EXERCISE REQUIREMENTS: Which lines in the data below contain the word "name"? Copy each of them.

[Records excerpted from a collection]
::::::::

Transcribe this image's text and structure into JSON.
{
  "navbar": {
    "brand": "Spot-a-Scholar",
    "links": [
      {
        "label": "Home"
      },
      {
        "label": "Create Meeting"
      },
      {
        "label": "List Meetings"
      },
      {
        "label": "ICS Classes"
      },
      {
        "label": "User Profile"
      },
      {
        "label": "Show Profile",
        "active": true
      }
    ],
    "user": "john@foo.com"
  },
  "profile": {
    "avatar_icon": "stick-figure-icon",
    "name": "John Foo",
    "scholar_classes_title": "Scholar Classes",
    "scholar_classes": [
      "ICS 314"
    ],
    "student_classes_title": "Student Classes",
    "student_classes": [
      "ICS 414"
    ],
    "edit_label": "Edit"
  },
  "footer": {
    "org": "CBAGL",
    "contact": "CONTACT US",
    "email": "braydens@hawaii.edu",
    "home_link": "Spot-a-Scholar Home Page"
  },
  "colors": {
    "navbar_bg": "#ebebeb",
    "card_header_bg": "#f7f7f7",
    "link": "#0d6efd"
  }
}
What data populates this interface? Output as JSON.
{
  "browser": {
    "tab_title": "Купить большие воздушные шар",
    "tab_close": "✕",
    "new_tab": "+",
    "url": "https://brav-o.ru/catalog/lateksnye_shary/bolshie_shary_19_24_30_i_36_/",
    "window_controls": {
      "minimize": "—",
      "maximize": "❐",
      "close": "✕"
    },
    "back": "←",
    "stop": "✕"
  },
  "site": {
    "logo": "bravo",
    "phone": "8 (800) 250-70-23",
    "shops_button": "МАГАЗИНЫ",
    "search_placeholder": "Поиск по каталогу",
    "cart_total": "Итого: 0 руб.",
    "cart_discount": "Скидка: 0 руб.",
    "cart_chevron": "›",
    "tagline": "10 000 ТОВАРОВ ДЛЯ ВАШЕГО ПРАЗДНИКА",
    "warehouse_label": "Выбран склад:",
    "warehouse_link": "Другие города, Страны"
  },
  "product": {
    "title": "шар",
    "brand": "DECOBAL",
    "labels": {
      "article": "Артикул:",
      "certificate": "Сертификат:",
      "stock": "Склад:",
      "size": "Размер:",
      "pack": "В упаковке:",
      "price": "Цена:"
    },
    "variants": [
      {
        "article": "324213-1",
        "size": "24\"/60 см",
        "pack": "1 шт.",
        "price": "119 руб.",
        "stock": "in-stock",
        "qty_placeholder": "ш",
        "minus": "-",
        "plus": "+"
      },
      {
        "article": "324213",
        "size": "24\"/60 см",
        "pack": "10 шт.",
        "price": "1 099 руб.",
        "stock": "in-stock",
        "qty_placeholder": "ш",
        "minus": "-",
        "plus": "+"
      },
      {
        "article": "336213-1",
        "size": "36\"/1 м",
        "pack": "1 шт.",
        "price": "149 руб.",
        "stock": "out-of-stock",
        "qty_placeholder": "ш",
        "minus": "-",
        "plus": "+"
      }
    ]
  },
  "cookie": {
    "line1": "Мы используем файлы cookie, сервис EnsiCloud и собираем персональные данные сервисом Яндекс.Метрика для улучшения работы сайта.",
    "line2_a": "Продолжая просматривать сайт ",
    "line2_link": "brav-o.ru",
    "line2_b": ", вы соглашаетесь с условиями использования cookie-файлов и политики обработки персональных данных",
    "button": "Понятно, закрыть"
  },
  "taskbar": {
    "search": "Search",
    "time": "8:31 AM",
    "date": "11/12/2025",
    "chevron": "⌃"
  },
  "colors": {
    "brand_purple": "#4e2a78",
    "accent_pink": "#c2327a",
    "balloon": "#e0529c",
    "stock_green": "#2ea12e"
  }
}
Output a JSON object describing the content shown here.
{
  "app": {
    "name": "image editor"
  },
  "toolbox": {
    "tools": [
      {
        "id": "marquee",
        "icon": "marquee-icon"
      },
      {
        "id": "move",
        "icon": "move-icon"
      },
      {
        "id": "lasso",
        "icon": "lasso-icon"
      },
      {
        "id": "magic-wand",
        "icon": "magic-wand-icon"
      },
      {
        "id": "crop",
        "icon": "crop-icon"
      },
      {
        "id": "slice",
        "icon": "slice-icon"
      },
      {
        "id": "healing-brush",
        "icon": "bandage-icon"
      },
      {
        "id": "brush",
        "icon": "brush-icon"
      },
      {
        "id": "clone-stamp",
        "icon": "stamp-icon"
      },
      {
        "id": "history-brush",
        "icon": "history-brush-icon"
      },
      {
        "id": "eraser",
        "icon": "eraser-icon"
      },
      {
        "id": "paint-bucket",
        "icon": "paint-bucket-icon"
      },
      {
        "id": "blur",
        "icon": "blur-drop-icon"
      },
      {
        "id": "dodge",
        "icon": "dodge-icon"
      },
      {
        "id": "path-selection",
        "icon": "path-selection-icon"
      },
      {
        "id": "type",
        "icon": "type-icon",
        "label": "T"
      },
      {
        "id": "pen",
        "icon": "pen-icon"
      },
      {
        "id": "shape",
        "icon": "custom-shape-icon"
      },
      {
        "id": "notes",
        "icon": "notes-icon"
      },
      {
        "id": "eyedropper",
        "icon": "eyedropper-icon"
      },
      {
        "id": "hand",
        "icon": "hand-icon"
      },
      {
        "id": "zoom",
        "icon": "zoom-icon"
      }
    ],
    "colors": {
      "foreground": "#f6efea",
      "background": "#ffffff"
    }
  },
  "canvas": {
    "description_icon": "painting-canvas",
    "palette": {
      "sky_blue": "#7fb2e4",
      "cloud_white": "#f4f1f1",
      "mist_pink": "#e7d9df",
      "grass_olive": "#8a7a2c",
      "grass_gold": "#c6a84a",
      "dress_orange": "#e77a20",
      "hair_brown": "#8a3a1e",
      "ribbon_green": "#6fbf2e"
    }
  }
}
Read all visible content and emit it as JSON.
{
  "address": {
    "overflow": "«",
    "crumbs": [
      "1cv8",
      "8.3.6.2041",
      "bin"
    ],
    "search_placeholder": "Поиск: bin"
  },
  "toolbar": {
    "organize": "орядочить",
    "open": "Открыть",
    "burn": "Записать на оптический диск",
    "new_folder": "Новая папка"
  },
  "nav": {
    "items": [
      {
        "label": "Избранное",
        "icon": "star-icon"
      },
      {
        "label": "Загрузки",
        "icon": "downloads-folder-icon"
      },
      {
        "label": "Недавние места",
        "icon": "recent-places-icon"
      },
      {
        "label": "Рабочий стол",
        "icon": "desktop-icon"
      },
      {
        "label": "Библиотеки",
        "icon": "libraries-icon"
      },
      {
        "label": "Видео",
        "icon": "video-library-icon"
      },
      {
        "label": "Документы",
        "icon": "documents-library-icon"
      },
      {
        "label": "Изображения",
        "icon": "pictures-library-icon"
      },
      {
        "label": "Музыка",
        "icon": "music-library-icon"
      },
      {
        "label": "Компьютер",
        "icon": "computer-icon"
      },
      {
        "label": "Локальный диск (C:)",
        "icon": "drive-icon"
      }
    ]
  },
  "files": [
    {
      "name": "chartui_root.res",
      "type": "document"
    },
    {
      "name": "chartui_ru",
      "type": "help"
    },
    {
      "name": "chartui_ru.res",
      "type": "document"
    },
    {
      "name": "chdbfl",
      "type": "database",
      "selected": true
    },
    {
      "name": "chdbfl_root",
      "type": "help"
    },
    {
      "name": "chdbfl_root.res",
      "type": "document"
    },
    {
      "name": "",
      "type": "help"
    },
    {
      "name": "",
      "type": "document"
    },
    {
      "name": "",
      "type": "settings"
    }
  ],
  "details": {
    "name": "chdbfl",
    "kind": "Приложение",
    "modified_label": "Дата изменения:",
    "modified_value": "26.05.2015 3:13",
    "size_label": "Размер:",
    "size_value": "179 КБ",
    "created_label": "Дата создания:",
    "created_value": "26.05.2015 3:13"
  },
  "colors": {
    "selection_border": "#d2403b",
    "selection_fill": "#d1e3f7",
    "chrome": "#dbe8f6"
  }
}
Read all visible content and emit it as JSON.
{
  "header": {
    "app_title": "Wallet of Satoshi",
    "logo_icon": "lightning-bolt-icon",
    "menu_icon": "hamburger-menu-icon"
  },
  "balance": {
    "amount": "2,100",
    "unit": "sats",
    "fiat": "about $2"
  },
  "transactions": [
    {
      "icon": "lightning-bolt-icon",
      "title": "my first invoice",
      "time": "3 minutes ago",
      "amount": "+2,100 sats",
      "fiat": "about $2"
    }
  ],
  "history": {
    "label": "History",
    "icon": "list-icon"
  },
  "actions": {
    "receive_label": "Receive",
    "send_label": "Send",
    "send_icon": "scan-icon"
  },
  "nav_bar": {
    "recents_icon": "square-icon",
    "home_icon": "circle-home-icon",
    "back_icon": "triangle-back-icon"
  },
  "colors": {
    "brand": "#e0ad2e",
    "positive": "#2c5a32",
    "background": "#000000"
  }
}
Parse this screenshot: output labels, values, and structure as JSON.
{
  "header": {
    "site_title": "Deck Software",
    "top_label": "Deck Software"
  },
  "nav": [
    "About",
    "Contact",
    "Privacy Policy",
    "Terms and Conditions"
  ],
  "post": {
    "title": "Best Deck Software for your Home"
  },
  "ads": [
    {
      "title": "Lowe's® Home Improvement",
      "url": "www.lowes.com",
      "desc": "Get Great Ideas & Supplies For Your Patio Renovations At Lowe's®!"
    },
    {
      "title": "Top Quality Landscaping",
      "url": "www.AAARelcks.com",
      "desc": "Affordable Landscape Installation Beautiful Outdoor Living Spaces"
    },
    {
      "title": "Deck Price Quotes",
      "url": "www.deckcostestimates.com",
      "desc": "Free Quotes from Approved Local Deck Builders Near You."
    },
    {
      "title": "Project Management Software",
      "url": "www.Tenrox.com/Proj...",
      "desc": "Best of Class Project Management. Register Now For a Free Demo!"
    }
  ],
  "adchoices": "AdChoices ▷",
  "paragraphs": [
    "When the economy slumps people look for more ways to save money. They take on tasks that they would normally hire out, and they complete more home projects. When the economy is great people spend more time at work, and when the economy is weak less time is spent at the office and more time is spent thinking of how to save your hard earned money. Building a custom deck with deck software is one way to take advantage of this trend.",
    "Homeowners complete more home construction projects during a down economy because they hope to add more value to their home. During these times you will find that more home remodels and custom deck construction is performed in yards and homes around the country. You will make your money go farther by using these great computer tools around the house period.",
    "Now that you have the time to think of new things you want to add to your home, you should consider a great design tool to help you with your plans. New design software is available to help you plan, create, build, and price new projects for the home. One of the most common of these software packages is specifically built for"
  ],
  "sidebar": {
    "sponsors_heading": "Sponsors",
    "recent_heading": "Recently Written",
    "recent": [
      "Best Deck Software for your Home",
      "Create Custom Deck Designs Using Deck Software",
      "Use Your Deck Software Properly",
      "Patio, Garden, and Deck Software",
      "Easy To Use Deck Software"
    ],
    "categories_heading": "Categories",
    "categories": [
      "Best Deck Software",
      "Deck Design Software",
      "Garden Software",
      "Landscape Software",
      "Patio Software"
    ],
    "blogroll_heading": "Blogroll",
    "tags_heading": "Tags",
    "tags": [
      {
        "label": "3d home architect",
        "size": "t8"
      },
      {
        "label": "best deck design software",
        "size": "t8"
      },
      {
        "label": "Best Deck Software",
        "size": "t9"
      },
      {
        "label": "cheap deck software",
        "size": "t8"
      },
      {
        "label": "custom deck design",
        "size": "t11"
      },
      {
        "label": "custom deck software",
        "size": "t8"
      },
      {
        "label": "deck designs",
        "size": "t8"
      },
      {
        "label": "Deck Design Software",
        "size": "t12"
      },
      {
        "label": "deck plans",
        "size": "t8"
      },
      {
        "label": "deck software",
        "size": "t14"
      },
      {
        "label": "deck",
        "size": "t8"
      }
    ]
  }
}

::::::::

RESULT OF THE EXERCISE:
    "name": "John Foo",
    "name": "image editor"
      "name": "chartui_root.res",
      "name": "chartui_ru",
      "name": "chartui_ru.res",
      "name": "chdbfl",
      "name": "chdbfl_root",
      "name": "chdbfl_root.res",
      "name": "",
      "name": "",
      "name": "",
    "name": "chdbfl",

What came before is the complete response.